Taming the Troublemaker


Autry Hill’s parents bet the family home he is too wild to remain dateless and chaste for six months. He thinks he will win easily until he meets Beth Cooper. They went to school together, but he never noticed Beth because he thought her sisters were prettier. Now Beth is full-grown, beautiful and has entrancing blue eyes. During a flood, she tries to save a drowning caged animal and almost falls into the river. Autry is able to saves Beth and the animal, which turns out to be a skunk. A fight erupts between Autry and Dan Fogelman, who is trying to kill the skunk. Beth finagles community service for Autry’s punishment — mentoring an orphaned boy in her class, which also puts the sexy cowboy in her presence often.
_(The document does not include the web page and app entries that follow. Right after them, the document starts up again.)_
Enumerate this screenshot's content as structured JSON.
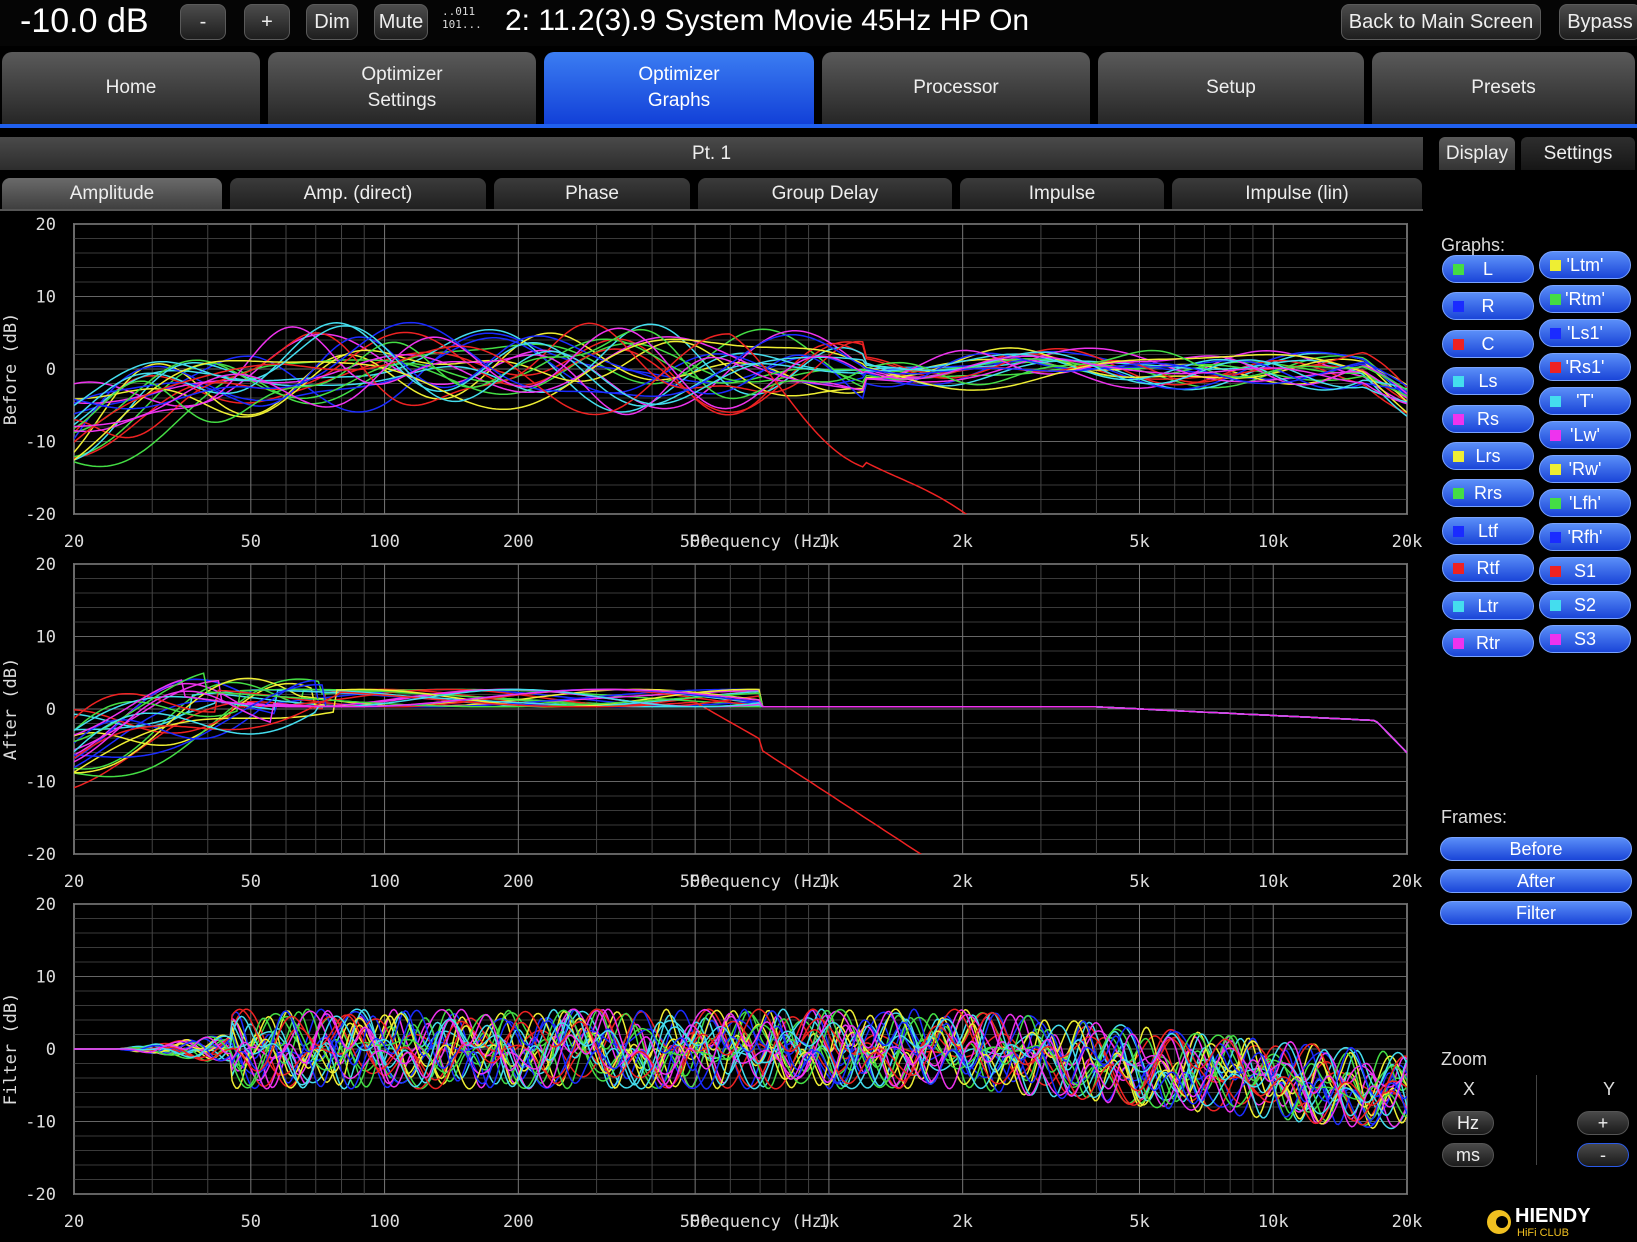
{
  "topbar": {
    "volume": "-10.0 dB",
    "minus": "-",
    "plus": "+",
    "dim": "Dim",
    "mute": "Mute",
    "bits_line1": "..011",
    "bits_line2": "101...",
    "preset": "2: 11.2(3).9 System Movie 45Hz HP On",
    "back": "Back to Main Screen",
    "bypass": "Bypass"
  },
  "main_tabs": [
    {
      "label": "Home"
    },
    {
      "label": "Optimizer",
      "label2": "Settings"
    },
    {
      "label": "Optimizer",
      "label2": "Graphs",
      "active": true
    },
    {
      "label": "Processor"
    },
    {
      "label": "Setup"
    },
    {
      "label": "Presets"
    }
  ],
  "position_label": "Pt. 1",
  "graph_tabs": [
    "Amplitude",
    "Amp. (direct)",
    "Phase",
    "Group Delay",
    "Impulse",
    "Impulse (lin)"
  ],
  "side": {
    "tab_display": "Display",
    "tab_settings": "Settings",
    "graphs_label": "Graphs:",
    "channels_left": [
      {
        "label": "L",
        "color": "#44dd44"
      },
      {
        "label": "R",
        "color": "#1a2bff"
      },
      {
        "label": "C",
        "color": "#ee2222"
      },
      {
        "label": "Ls",
        "color": "#44ddee"
      },
      {
        "label": "Rs",
        "color": "#ee33ee"
      },
      {
        "label": "Lrs",
        "color": "#eeee33"
      },
      {
        "label": "Rrs",
        "color": "#44dd44"
      },
      {
        "label": "Ltf",
        "color": "#1a2bff"
      },
      {
        "label": "Rtf",
        "color": "#ee2222"
      },
      {
        "label": "Ltr",
        "color": "#44ddee"
      },
      {
        "label": "Rtr",
        "color": "#ee33ee"
      }
    ],
    "channels_right": [
      {
        "label": "'Ltm'",
        "color": "#eeee33"
      },
      {
        "label": "'Rtm'",
        "color": "#44dd44"
      },
      {
        "label": "'Ls1'",
        "color": "#1a2bff"
      },
      {
        "label": "'Rs1'",
        "color": "#ee2222"
      },
      {
        "label": "'T'",
        "color": "#44ddee"
      },
      {
        "label": "'Lw'",
        "color": "#ee33ee"
      },
      {
        "label": "'Rw'",
        "color": "#eeee33"
      },
      {
        "label": "'Lfh'",
        "color": "#44dd44"
      },
      {
        "label": "'Rfh'",
        "color": "#1a2bff"
      },
      {
        "label": "S1",
        "color": "#ee2222"
      },
      {
        "label": "S2",
        "color": "#44ddee"
      },
      {
        "label": "S3",
        "color": "#ee33ee"
      }
    ],
    "frames_label": "Frames:",
    "frames": [
      "Before",
      "After",
      "Filter"
    ],
    "zoom_label": "Zoom",
    "zoom_x": "X",
    "zoom_y": "Y",
    "zoom_hz": "Hz",
    "zoom_ms": "ms",
    "zoom_plus": "+",
    "zoom_minus": "-"
  },
  "logo": {
    "line1": "HIENDY",
    "line2": "HiFi CLUB"
  },
  "chart_data": [
    {
      "type": "line",
      "ylabel": "Before (dB)",
      "xlabel": "Frequency (Hz)",
      "xscale": "log",
      "xlim": [
        20,
        20000
      ],
      "ylim": [
        -20,
        20
      ],
      "x_ticks": [
        {
          "v": 20,
          "t": "20"
        },
        {
          "v": 50,
          "t": "50"
        },
        {
          "v": 100,
          "t": "100"
        },
        {
          "v": 200,
          "t": "200"
        },
        {
          "v": 500,
          "t": "500"
        },
        {
          "v": 1000,
          "t": "1k"
        },
        {
          "v": 2000,
          "t": "2k"
        },
        {
          "v": 5000,
          "t": "5k"
        },
        {
          "v": 10000,
          "t": "10k"
        },
        {
          "v": 20000,
          "t": "20k"
        }
      ],
      "y_ticks": [
        20,
        10,
        0,
        -10,
        -20
      ],
      "grid": true,
      "series_count": 23,
      "shape": "before"
    },
    {
      "type": "line",
      "ylabel": "After (dB)",
      "xlabel": "Frequency (Hz)",
      "xscale": "log",
      "xlim": [
        20,
        20000
      ],
      "ylim": [
        -20,
        20
      ],
      "x_ticks": [
        {
          "v": 20,
          "t": "20"
        },
        {
          "v": 50,
          "t": "50"
        },
        {
          "v": 100,
          "t": "100"
        },
        {
          "v": 200,
          "t": "200"
        },
        {
          "v": 500,
          "t": "500"
        },
        {
          "v": 1000,
          "t": "1k"
        },
        {
          "v": 2000,
          "t": "2k"
        },
        {
          "v": 5000,
          "t": "5k"
        },
        {
          "v": 10000,
          "t": "10k"
        },
        {
          "v": 20000,
          "t": "20k"
        }
      ],
      "y_ticks": [
        20,
        10,
        0,
        -10,
        -20
      ],
      "grid": true,
      "series_count": 23,
      "shape": "after"
    },
    {
      "type": "line",
      "ylabel": "Filter (dB)",
      "xlabel": "Frequency (Hz)",
      "xscale": "log",
      "xlim": [
        20,
        20000
      ],
      "ylim": [
        -20,
        20
      ],
      "x_ticks": [
        {
          "v": 20,
          "t": "20"
        },
        {
          "v": 50,
          "t": "50"
        },
        {
          "v": 100,
          "t": "100"
        },
        {
          "v": 200,
          "t": "200"
        },
        {
          "v": 500,
          "t": "500"
        },
        {
          "v": 1000,
          "t": "1k"
        },
        {
          "v": 2000,
          "t": "2k"
        },
        {
          "v": 5000,
          "t": "5k"
        },
        {
          "v": 10000,
          "t": "10k"
        },
        {
          "v": 20000,
          "t": "20k"
        }
      ],
      "y_ticks": [
        20,
        10,
        0,
        -10,
        -20
      ],
      "grid": true,
      "series_count": 23,
      "shape": "filter"
    }
  ]
}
Now Autry is having second and third thoughts about that bet.

“Taming the Troublemaker” presents us with two polar opposites as the hero and heroine. Autry is wild, while Beth is quiet and settled. As the story progresses, we see how well they complement each other. There are many characters in this book including Autry’s parents, four siblings, their assorted spouses and Beth’s sisters. Unfortunately, none of them are given enough time in the story to develop in personality or depth. Beth never seems to say what she really means, which causes drastic repercussions. She expects Autry to read her mind. The highlight of the book is the orphaned boy, Dylan Marsh. He is a solemn, repressed boy who blooms into a normal, well-adjusted child with Autry’s mentoring and love. “Taming the Troublemaker” is a beautiful showcase of Ms. Scott’s eloquent romance novel writing.

Belinda Wilson